Out now on the always excellent Shanachie label, ‘Around The Horn’ by smooth jazz trumpet supremo Rick Braun is the product of his many influences and his intent to take the listener on a journey around the world. In addition it proves to be something of a triumphant collaboration with singer, songwriter, pianist and producer John Stoddart with whom Braun co-writes five of the eleven choice tracks.
In fact ‘Around The Horn’ is quickly up and running with the Braun Stoddart written ‘So Strong’ that with a stunning Brazilian groove is tailor made for Braun’s distinctive playing style. The writing duo also comes up big with the sultry ‘Love Take Me’ that showcases the dazzling vocals of rising star Lindsey Webster before instigating a mood change with the decidedly bluesy ‘Everything Is Alright’ that is in the best traditions of Ramsey Lewis or, for that matter, Eddie Harris. The R & B flavored ‘I Love You More’ is jazzy in the most accessible of ways and enhanced by Stoddart’s totally on point backing vocals

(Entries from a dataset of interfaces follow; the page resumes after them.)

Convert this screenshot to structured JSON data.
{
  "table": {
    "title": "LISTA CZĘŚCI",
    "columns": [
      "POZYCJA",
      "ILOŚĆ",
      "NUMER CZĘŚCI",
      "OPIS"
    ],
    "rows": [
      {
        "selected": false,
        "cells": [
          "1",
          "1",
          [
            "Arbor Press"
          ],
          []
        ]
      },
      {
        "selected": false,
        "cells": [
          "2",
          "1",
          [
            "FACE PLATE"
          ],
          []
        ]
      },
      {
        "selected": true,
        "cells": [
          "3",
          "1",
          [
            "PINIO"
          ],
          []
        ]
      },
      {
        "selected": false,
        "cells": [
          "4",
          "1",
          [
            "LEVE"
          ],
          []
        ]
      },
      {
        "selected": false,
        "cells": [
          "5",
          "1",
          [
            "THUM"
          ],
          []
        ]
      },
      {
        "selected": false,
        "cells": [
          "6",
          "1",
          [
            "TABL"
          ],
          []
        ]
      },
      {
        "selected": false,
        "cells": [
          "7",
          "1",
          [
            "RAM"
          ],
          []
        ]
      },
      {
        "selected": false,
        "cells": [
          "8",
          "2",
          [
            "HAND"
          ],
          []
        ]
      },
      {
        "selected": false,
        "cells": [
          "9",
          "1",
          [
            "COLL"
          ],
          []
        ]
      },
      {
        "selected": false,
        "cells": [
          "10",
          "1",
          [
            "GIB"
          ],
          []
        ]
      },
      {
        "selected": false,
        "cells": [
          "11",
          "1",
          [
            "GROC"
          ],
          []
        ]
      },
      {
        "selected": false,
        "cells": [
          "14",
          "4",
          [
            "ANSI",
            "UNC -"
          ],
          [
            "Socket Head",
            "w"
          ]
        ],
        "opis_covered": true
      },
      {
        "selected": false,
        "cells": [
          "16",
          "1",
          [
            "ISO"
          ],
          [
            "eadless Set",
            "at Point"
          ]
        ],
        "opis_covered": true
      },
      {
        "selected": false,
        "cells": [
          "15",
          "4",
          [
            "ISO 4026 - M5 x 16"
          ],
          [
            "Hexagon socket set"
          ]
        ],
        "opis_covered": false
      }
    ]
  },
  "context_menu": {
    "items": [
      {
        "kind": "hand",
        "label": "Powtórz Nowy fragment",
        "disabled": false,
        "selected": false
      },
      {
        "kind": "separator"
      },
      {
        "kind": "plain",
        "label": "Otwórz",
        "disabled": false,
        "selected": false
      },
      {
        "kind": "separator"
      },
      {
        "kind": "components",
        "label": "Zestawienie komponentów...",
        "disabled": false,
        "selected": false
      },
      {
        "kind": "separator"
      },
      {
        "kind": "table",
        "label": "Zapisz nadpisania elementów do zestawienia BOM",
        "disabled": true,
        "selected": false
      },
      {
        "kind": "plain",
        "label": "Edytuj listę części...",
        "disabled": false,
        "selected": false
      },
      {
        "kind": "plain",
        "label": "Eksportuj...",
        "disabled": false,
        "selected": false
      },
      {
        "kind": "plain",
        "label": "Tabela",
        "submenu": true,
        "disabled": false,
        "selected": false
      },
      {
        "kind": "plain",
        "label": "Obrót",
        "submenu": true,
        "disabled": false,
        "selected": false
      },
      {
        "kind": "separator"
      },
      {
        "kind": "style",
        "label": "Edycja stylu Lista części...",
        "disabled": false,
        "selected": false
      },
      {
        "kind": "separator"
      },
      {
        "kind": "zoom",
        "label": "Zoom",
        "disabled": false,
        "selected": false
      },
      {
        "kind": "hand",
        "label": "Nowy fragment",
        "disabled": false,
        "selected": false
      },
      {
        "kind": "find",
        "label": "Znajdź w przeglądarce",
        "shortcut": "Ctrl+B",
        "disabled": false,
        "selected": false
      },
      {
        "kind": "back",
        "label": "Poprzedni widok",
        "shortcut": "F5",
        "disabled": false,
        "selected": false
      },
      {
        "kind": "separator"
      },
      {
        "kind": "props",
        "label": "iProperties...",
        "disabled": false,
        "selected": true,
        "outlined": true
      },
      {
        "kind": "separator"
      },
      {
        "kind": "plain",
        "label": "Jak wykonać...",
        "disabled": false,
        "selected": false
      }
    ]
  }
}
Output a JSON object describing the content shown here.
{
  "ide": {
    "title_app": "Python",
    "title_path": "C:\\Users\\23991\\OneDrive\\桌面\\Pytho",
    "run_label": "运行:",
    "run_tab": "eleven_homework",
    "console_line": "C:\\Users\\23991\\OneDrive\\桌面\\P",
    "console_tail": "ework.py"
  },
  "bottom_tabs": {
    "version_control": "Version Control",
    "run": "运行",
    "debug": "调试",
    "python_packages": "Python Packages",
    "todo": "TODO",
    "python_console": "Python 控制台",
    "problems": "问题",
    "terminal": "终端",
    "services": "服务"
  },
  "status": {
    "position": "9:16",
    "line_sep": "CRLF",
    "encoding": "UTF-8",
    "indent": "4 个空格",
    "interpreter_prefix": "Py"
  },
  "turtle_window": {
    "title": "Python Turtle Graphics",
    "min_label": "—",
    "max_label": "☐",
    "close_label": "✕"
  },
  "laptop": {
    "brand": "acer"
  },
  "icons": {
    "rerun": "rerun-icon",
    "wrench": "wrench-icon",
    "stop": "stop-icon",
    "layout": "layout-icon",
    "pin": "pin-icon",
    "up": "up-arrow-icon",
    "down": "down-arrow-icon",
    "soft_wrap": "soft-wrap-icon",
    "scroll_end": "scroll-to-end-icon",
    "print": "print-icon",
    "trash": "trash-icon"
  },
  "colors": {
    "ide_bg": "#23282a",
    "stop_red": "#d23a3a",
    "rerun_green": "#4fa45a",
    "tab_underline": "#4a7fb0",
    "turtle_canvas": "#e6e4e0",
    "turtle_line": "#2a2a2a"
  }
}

Another catchy slice of smooth jazz comes in the form of ‘Pool Dancer’ where Braun shimmers on both trumpet and flugelhorn while elsewhere the silky ‘Vila Vita’, inspired by a visit Braun made to Portugal, benefits from delightful guitar interjections from the one and only Peter White and has all the attributes of a contemporary jazz classic in the making.
Drawing influence from some of the best pop music around, Braun finds space for three well crafted covers with the first being ‘We Don’t Talk Anymore’ that again features Peter White on nylon string guitar and which, in its time, was a huge hit for Charlie Puth and featured guest artist Selina Gomez. Later, Alicia Keys’ ‘In Common’ gets a smoky Rick Braun makeover while completing this tempting trio of cover versions Braun pays his own tribute to the mighty Coldplay with the bands first USA hit ‘Yellow’.
In Braun’s capable hands this melodic masterpiece never sounded better and although the title cut (co-written by Braun’s regular keyboard player Ron Reinhardt) is driven along on a brassy veneer that comes courtesy of Braun on trumpet, flugelhorn and valve trombone plus muted trumpet from Till Bronner, it is the wonderfully evocative ‘One South Beach Night’ that might just steal the entire show. With yet more great backing from Stoddart, exemplary trumpet from Braun and a vibe to die for this, much like the entire album, is a real gem.